25 Pages Posted: 9 Jun 2009 Last revised: 20 Jul 2012
Date Written: June 15, 2012
We investigate how banks’ boundedly rational learning influences their views about default risks over the business cycle. Our analysis details the direction and the magnitude of these effects assuming that banks update probability in a Bayesian way. With a limited experience span lenders are liable to overestimate (underestimate) losses from defaulting loans early (late) in the boom. Depending on their experience span, banks turn over-optimistic and underprice default risk 3 to 5 years into the boom. During recessions an overpricing of risk begins just quarters into the recession. Our simulations are calibrated with U.S. data and provide evidence for the view that banks contribute to excessive lending during the upswing and to credit crunches in recessions.
Keywords: Boundedly rational learning, loan-loss expectations, credit cycle
JEL Classification: E51, D84, G21, E32
Suggested Citation: Suggested Citation

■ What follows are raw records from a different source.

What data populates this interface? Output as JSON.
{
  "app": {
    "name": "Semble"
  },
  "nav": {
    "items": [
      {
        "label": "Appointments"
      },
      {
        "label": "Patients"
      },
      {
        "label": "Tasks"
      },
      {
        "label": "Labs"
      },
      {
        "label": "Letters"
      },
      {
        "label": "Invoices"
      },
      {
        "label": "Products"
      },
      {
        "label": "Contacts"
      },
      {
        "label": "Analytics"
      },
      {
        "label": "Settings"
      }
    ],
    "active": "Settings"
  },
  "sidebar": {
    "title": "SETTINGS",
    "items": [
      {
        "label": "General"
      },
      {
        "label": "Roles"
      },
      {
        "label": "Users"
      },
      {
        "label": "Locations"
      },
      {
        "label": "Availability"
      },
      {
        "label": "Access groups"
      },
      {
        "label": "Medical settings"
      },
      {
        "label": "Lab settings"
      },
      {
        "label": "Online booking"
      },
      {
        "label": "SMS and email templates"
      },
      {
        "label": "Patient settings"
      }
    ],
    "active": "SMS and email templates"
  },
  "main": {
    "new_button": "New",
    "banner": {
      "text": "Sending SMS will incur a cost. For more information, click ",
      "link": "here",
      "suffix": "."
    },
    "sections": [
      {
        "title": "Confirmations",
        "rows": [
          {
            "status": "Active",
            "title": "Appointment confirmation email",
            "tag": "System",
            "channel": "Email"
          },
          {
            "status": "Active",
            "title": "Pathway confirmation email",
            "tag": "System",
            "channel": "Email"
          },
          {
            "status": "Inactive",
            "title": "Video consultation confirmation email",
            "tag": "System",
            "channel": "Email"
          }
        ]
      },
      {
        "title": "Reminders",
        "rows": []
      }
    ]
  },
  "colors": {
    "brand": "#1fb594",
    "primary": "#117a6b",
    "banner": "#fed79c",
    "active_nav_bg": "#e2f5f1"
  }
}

Rötheli, Tobias F., Boundedly Rational Banks’ Contribution to the Credit Cycle (June 15, 2012). Journal of Socio-Economics, Forthcoming. Available at SSRN: https://ssrn.com/abstract=1415973 or http://dx.doi.org/10.2139/ssrn.1415973